West Coast exodus - The rest of the power conferences are raiding Pac-12 region recruiting talent. Power schools from out East have long recruited the fertile grounds of California and the other major markets out in Pac-12 country, but they’ve never been so successful in luring away top West Coast recruits. The conference is going to have a very hard time competing on an elite national level if they can’t find a way to better fight off programs like Alabama, Clemson, Ohio State, Oklahoma, and so on.
Utah’s step-by-step - It’s been a long, slow grind, but Kyle Whittingham has the Utes to where they are expected to win the Pac-12 in 2019. The Utes have climbed the ladder from Mountain West program who many thought couldn’t compete in the Pac-12, to perennial bowl team, to division champion, and now to the official preseason favorite.
Are the Utes ready to enter the season as a favorite, blow past a very weak South, and take down a North power in the Championship Game?
All eyes on Jacob Eason - Washington fans and the entire conference has chattered about the blue chip Georgia transfer since he announced he was heading back to his home state. Now it’s time for him to step in for the Huskies. Will he take the Huskies beyond what they could do with the physically-limited Jake Browning? Or, will he be rusty after sitting out for two seasons and be closer to the talented, but above average at best true freshman starter he was at Georgia in 2016?
Do we know Justin Herbert? The national media has pegged Herbert as a legit Heisman candidate and a first round pick at quarterback in 2020, if not the first pick overall, and the leader of the best team in the Pac-12. However, hardcore Pac-12 fans, many Oregon fans included, are skeptical. Herbert has been good, but not great in three years as a starter in Eugene, and while no one is questioning his NFL Draft potential, I think most of us wonder if he is anything but a solid starter for a decent team. Will be prove otherwise and put it all together in 2019?
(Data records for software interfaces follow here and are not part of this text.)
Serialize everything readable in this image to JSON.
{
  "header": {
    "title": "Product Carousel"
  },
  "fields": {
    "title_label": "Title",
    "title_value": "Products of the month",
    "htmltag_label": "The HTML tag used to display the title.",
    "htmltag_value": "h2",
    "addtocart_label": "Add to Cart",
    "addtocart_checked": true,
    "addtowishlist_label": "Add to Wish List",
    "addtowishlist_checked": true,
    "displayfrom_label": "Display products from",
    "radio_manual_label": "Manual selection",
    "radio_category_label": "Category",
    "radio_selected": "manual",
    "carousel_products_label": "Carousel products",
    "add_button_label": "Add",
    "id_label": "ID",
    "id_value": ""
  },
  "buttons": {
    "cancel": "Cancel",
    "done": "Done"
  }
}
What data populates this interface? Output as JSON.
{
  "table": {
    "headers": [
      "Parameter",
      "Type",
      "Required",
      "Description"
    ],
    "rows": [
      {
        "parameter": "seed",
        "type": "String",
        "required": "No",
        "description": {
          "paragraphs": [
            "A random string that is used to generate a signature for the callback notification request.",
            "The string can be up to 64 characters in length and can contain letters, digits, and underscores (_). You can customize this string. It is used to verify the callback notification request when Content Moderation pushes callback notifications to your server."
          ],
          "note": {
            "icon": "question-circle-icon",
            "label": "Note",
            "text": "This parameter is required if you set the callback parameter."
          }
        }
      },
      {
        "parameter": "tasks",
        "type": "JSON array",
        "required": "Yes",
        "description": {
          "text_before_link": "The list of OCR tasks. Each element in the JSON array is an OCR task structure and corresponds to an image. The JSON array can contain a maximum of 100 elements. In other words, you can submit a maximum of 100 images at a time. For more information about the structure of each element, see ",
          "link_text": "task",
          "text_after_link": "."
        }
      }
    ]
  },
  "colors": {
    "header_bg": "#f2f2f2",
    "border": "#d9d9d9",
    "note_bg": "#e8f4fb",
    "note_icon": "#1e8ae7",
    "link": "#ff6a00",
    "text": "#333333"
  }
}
Washington State lurks - The Cougars have been picked by literally no one to be a Pac-12 championship contender the past few seasons, yet they’ve almost won the North every year in recent history. The Cougars have to find a new starting quarterback again, but Mike Leach has shown the ability to do that time and time again. The Cougs could be a surprise Pac-12 power come October, yet again.
Stanford on the edge - David Shaw has been able to silence the doubters who always assume Stanford is going to slide back into the lower-middle of the conference once they have one “down year” over and over again. With that said, it certainly feels like their might be a downward transition taking place at Stanford, particularly because they’ve struggled so hard in recent seasons to maintain their mainstays - the offensive line and their defensive front. We might find out this year if Stanford is finally, and truly regressing back to their original form.